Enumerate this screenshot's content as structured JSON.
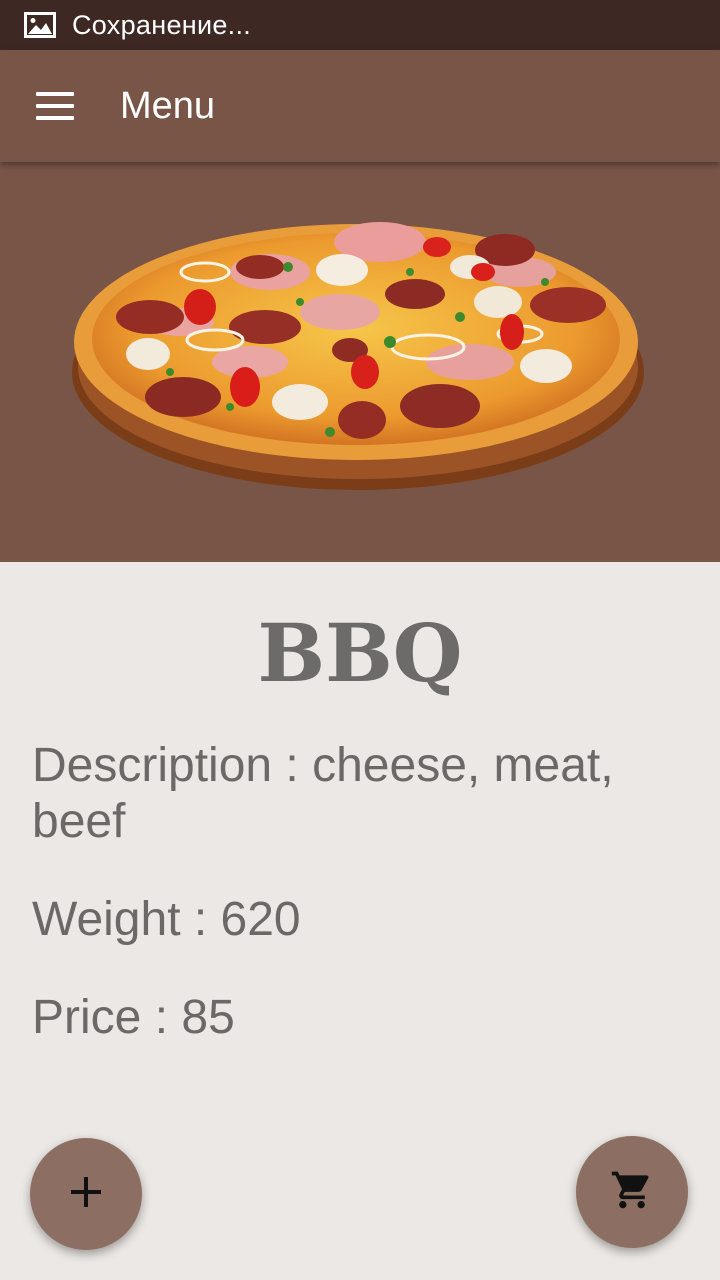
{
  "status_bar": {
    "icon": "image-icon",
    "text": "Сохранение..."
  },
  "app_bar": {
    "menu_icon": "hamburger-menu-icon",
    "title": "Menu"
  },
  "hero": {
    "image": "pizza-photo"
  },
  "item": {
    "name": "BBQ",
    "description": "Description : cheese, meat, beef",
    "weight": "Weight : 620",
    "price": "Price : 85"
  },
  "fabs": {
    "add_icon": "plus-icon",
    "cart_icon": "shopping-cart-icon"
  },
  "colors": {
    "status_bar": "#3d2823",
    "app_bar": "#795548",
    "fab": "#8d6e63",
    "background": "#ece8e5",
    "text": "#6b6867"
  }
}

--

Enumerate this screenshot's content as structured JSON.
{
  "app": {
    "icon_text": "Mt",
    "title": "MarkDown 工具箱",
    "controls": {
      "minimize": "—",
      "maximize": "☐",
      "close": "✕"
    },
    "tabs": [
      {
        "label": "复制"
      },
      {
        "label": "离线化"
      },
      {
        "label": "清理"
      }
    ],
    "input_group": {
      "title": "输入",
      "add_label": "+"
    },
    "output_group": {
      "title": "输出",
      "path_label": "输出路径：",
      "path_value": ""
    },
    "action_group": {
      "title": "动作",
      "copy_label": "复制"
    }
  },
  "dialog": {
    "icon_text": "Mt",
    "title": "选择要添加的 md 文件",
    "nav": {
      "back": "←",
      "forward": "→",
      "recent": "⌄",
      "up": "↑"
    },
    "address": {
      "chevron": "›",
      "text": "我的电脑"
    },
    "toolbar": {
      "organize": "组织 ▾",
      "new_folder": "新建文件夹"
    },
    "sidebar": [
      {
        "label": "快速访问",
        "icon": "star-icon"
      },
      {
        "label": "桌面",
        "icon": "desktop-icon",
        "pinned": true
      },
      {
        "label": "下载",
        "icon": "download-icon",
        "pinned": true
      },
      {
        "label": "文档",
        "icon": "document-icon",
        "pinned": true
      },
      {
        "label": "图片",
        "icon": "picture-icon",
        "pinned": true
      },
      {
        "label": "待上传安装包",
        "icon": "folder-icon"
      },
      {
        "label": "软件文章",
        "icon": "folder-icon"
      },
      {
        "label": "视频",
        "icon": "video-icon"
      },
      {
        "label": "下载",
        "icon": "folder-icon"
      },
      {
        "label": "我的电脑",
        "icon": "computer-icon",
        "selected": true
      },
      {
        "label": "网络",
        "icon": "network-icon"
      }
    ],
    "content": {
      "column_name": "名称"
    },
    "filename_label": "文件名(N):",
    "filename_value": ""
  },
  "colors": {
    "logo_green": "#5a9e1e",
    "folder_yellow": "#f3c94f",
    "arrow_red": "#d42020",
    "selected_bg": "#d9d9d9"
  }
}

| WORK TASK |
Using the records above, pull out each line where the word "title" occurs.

| EXERCISE ANSWER |
    "title": "Menu"
    "title": "MarkDown 工具箱",
      "title": "输入",
      "title": "输出",
      "title": "动作",
    "title": "选择要添加的 md 文件",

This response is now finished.